Children with Incarcerated Parents
When someone goes to prison, it can often mean a sentence for their whole family. This is especially true when the incarcerated person is a parent.
More than two million children across Latin America and the Caribbean have an incarcerated parent. These children often face stigma, discrimination and/or trauma. Many have watched police arrest their parent. They may have to move in with extended family to make ends meet without their parent's income. Their families often struggle financially.
No matter what their parents have done, these children are innocent. And they are often in need of special care and attention.
That's why CWS helped create Plataforma NNAPES. It's a regional coalition of organizations who focus on advocating for and protecting the rights of these children and their families. They envision a world where all children with incarcerated parents thrive and have their rights realized.
Alongside our partners, we work to raise the visibility of this issue. Together, we can shine a light on these invisible children.
Childhood That Matters
From the Shadows to the Negotiating Table
In the face of coronavirus, prisons around the world have the makings of a tinderbox for an outbreak. Inmates live in cramped spaces. Sanitation conditions are often poor. Older inmates or those with health conditions live among the general population. In some cases, worried inmates have demonstrated and demanded protection when the virus arrives at their facility. One of these …
Celebration of UN Convention on the Rights of the Child Highlights Voices of Children of Incarcerated Parents
Today in celebration of the 30th anniversary of the UN Convention on the Rights of the Child, the Inter-American Court of Human Rights, the highest judiciary body in Latin America and the Caribbean, hosted a special session. Judges from the court heard directly from children affected by migration, incarceration and armed conflict. Two of the presenters, Hector from Nicaragua and …
New Study Finds Children of Incarcerated Parents in Latin America and the Caribbean Face Violence, Social Isolation and Discrimination
FOR IMMEDIATE RELEASE: April 29, 2019 CONTACT: email@example.com | 212.870.2188 Washington, D.C.— Church World Service today released a new study titled “Childhood That Matters,” which details the harmful impacts of drug policy on children of incarcerated parents in Latin America and the Caribbean.

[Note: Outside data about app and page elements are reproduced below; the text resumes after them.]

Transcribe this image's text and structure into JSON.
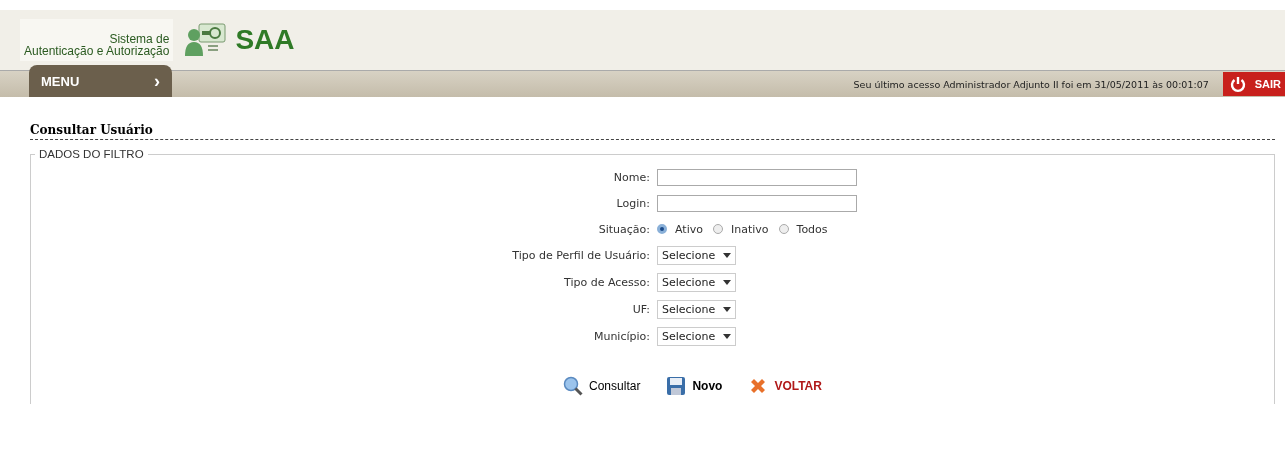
{
  "header": {
    "system_name_line1": "Sistema de",
    "system_name_line2": "Autenticação e Autorização",
    "logo_text": "SAA"
  },
  "menu_bar": {
    "menu_label": "MENU",
    "menu_arrow": "›",
    "last_access": "Seu último acesso Administrador Adjunto II foi em 31/05/2011 às 00:01:07",
    "logout_label": "SAIR"
  },
  "page_title": "Consultar Usuário",
  "filter": {
    "legend": "DADOS DO FILTRO",
    "fields": [
      {
        "kind": "text",
        "label": "Nome:"
      },
      {
        "kind": "text",
        "label": "Login:"
      },
      {
        "kind": "radio",
        "label": "Situação:",
        "options": [
          {
            "label": "Ativo",
            "selected": true
          },
          {
            "label": "Inativo",
            "selected": false
          },
          {
            "label": "Todos",
            "selected": false
          }
        ]
      },
      {
        "kind": "select",
        "label": "Tipo de Perfil de Usuário:",
        "value": "Selecione"
      },
      {
        "kind": "select",
        "label": "Tipo de Acesso:",
        "value": "Selecione"
      },
      {
        "kind": "select",
        "label": "UF:",
        "value": "Selecione"
      },
      {
        "kind": "select",
        "label": "Município:",
        "value": "Selecione"
      }
    ]
  },
  "actions": [
    {
      "kind": "search",
      "label": "Consultar"
    },
    {
      "kind": "save",
      "label": "Novo"
    },
    {
      "kind": "back",
      "label": "VOLTAR"
    }
  ]
}
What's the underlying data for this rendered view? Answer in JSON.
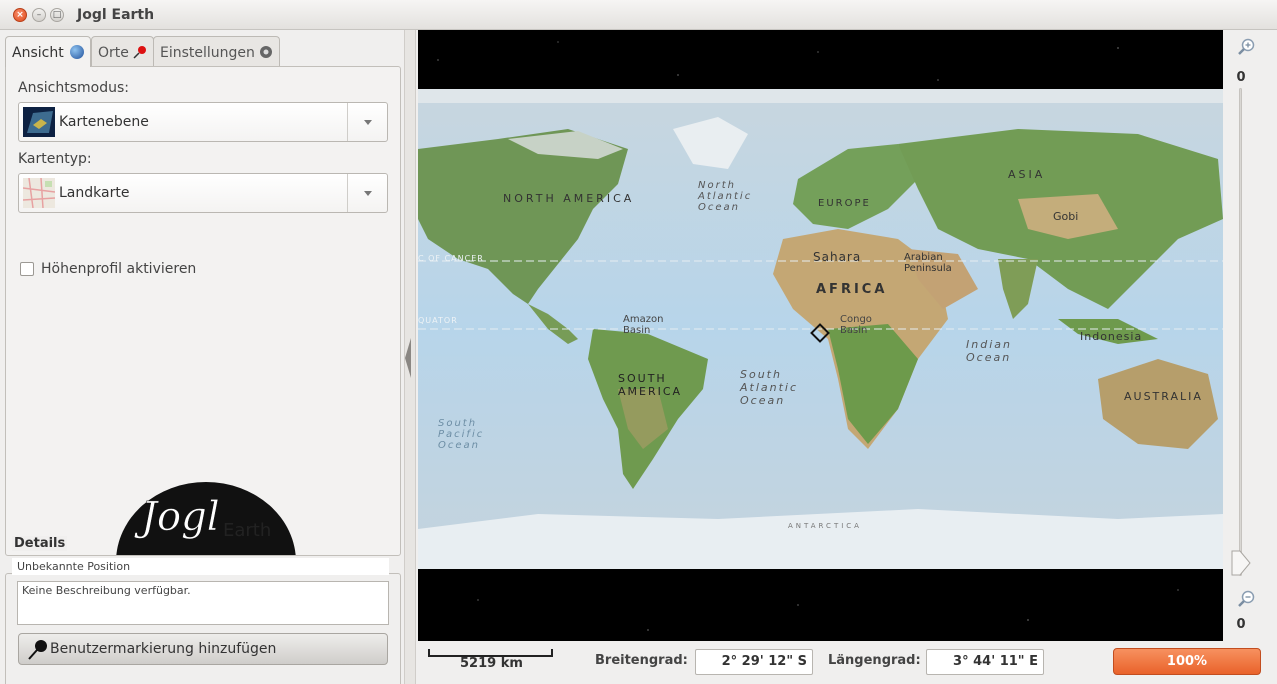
{
  "window": {
    "title": "Jogl Earth"
  },
  "tabs": [
    {
      "label": "Ansicht",
      "icon": "globe-icon",
      "active": true
    },
    {
      "label": "Orte",
      "icon": "pin-icon",
      "active": false
    },
    {
      "label": "Einstellungen",
      "icon": "gear-icon",
      "active": false
    }
  ],
  "view": {
    "mode_label": "Ansichtsmodus:",
    "mode_value": "Kartenebene",
    "maptype_label": "Kartentyp:",
    "maptype_value": "Landkarte",
    "elevation_label": "Höhenprofil aktivieren",
    "elevation_checked": false
  },
  "logo": {
    "text_main": "Jogl",
    "text_sub": "Earth"
  },
  "details": {
    "title": "Details",
    "position": "Unbekannte Position",
    "description": "Keine Beschreibung verfügbar.",
    "add_marker_label": "Benutzermarkierung hinzufügen"
  },
  "map": {
    "labels": {
      "north_america": "NORTH AMERICA",
      "south_america": "SOUTH AMERICA",
      "europe": "EUROPE",
      "asia": "ASIA",
      "africa": "AFRICA",
      "australia": "AUSTRALIA",
      "indonesia": "Indonesia",
      "sahara": "Sahara",
      "arabian": "Arabian Peninsula",
      "gobi": "Gobi",
      "amazon": "Amazon Basin",
      "congo": "Congo Basin",
      "north_atlantic": "North Atlantic Ocean",
      "south_atlantic": "South Atlantic Ocean",
      "south_pacific": "South Pacific Ocean",
      "indian": "Indian Ocean",
      "antarctica": "ANTARCTICA",
      "tropic_cancer": "C OF CANCER",
      "equator": "QUATOR"
    }
  },
  "zoom": {
    "top_value": "0",
    "bottom_value": "0"
  },
  "status": {
    "scale_label": "5219 km",
    "lat_label": "Breitengrad:",
    "lat_value": "2° 29' 12\" S",
    "lon_label": "Längengrad:",
    "lon_value": "3° 44' 11\" E",
    "progress_label": "100%",
    "progress_value": 100
  },
  "colors": {
    "accent": "#e9622a",
    "ocean": "#a9c6dc",
    "land": "#6f9a55"
  }
}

The study finds that children of incarcerated parents (COIP) are often exposed to multiple forms of violence, …